Researching colleges and navigating through college applications can be daunting, but for most families discussing and then attacking the financial aid process is beyond overwhelming. There are just too many websites, so many books, scams to be wary of, claims of millions of dollars going unclaimed every year, etc. Where does a family start?
Once you've discussed with your child the money available, you then need to assess the likelihood of graduate school and determine who is responsible for which expenses. Many families alert their children that they've saved enough for them to attend a public university in their own state for their undergraduate education, but beyond that the students are on their own for the increased cost of an out-of-state public institution or a private college and graduate school. If graduate school appears to be likely in the short term (medical school or law school), that may make a difference on how you decide where to spend the dollars you've saved. Some families tell their children that if they choose to attend an in-state public university for their undergrad years, the parents will help pay for graduate education.
Assuming you are interested in scholarship opportunities, here are some suggestions:

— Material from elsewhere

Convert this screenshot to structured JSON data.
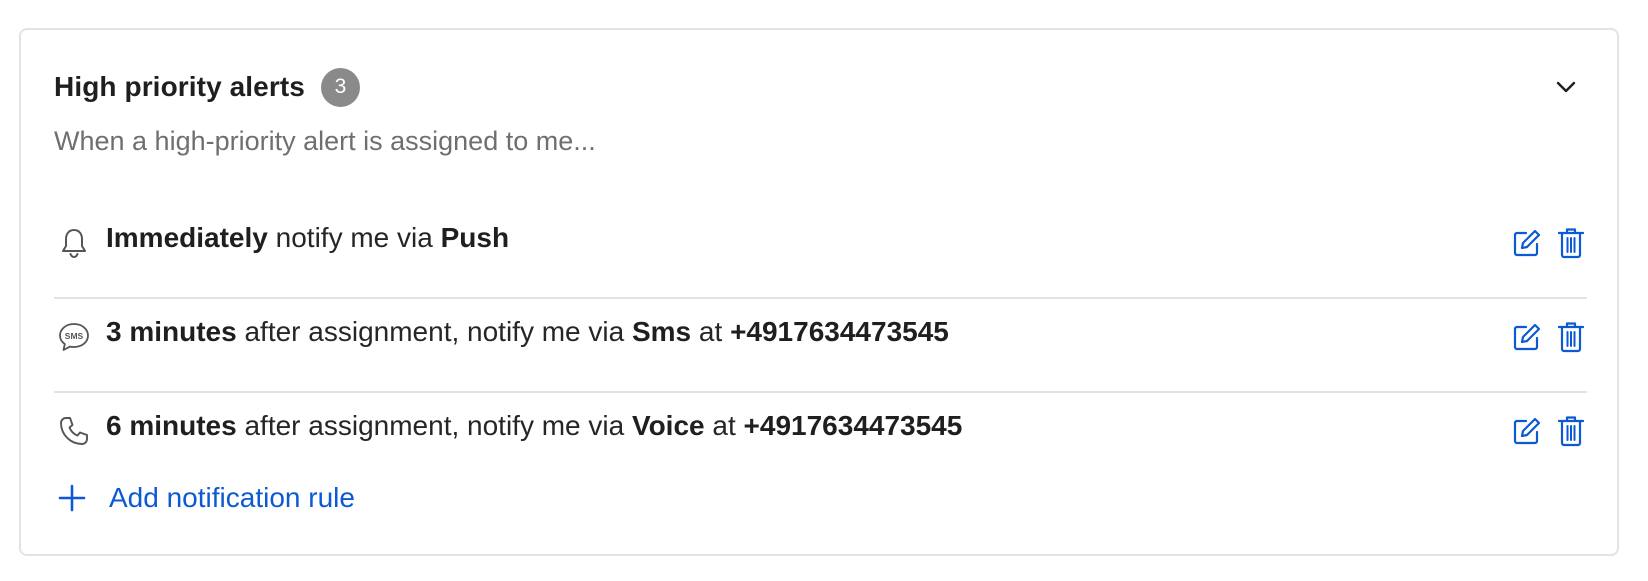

*Start local: Contact your guidance office and check your local high school website. If your high school doesn't publish a list of scholarship opportunities, check other public and private schools in your area.

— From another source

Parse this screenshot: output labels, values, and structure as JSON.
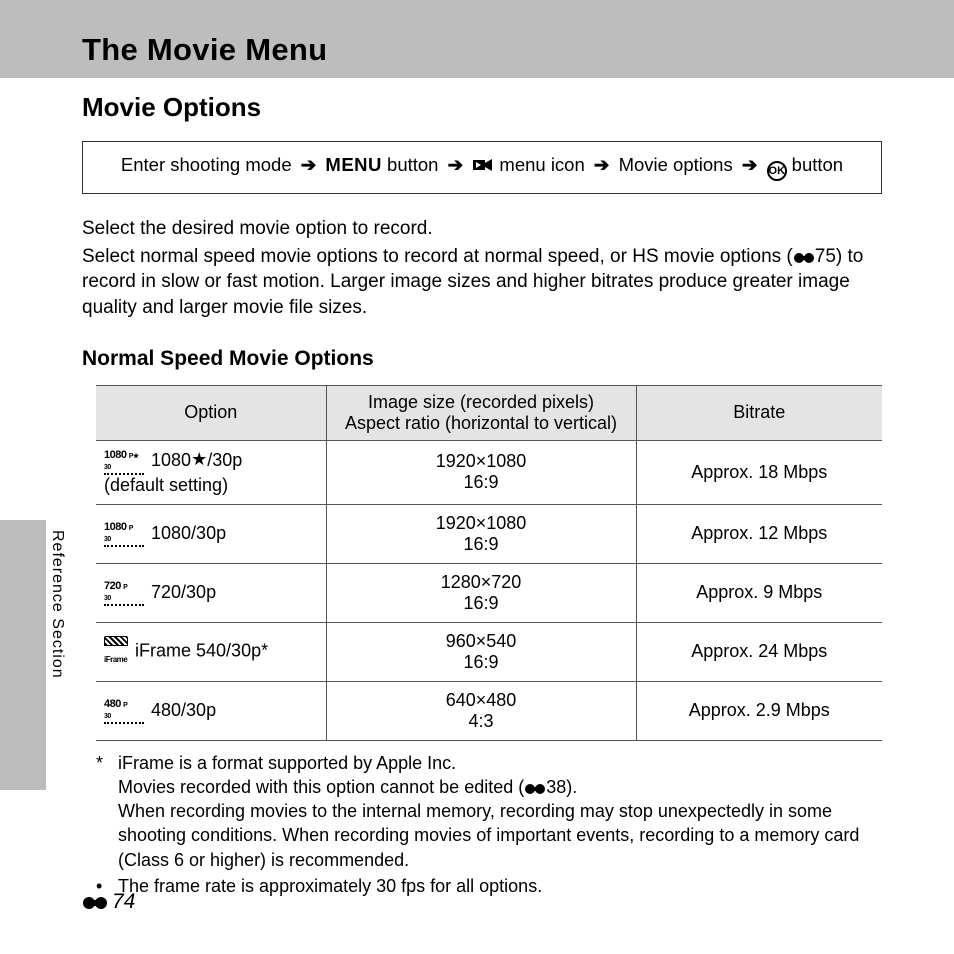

*Don't get caught up in the big-money dream: The big-money scholarships (Coca-Cola, Prudential, etc.) receive more than 100,000 applications each year. You're better off looking in your own backyard for scholarship opportunities. Places to think about: civic groups, Rotary, breakfast clubs, parents' employers, organizations, churches, local businesses, etc.
*Look for "renewable" scholarships: A $500 renewable scholarship may not sound like much at first, but over four years it totals $2,000.

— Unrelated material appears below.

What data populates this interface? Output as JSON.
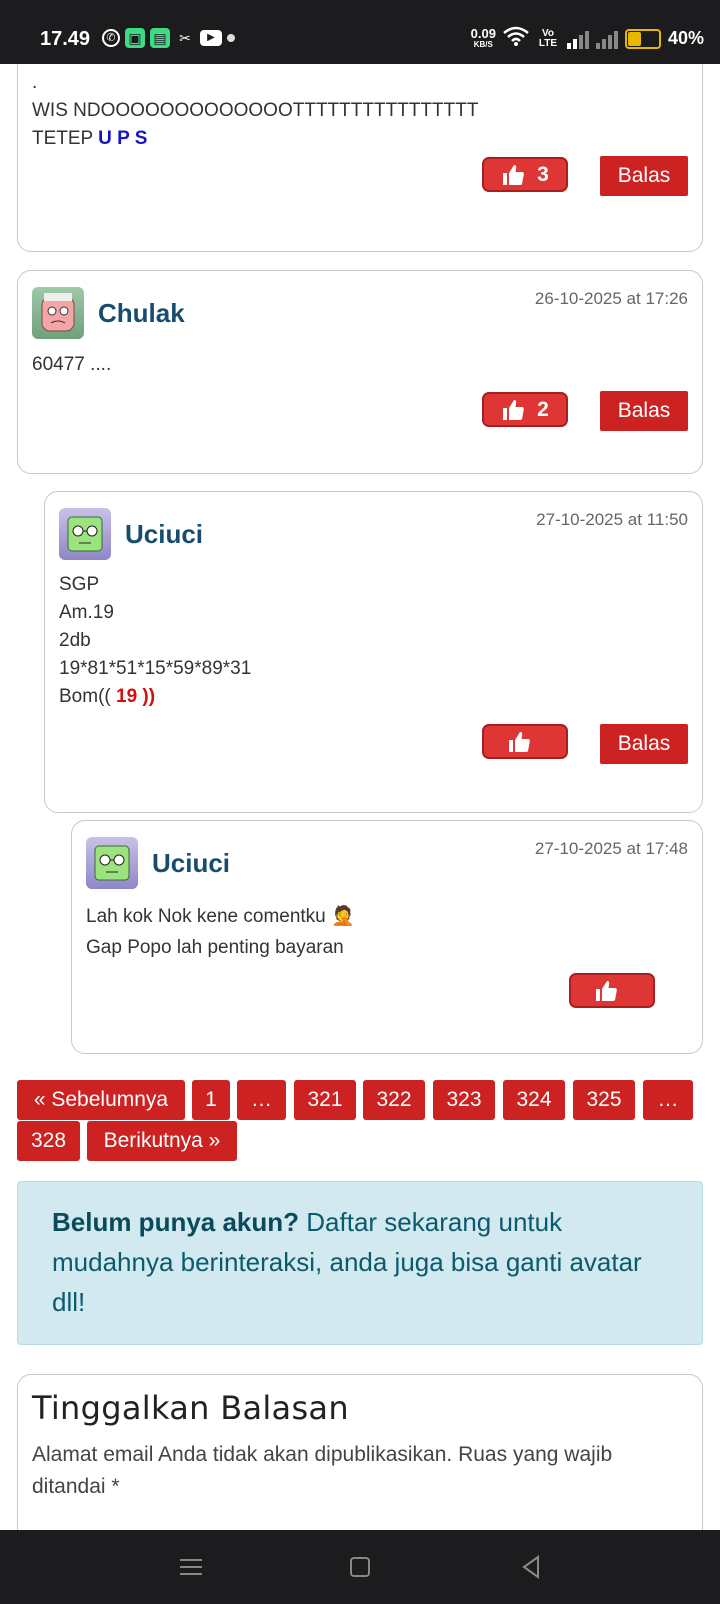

*Invest your time wisely: Read the fine print on eligibility and deadlines. Make sure your application positions you as someone deserving of the scholarship. You are better off with a rifle approach where you select "targets" based on an appropriate match. The "shotgun" approach of blasting out applications doesn't work; don't waste your time.
*Determine whether you are a realistic candidate: Understand the purpose of the scholarship, research who has received it in the past and be honest about how likely your chances are of winning the scholarship.
Lee Bierer is an independent college adviser based in Charlotte, N.C. For more information, visit www.collegeadmissionsstrategies.com.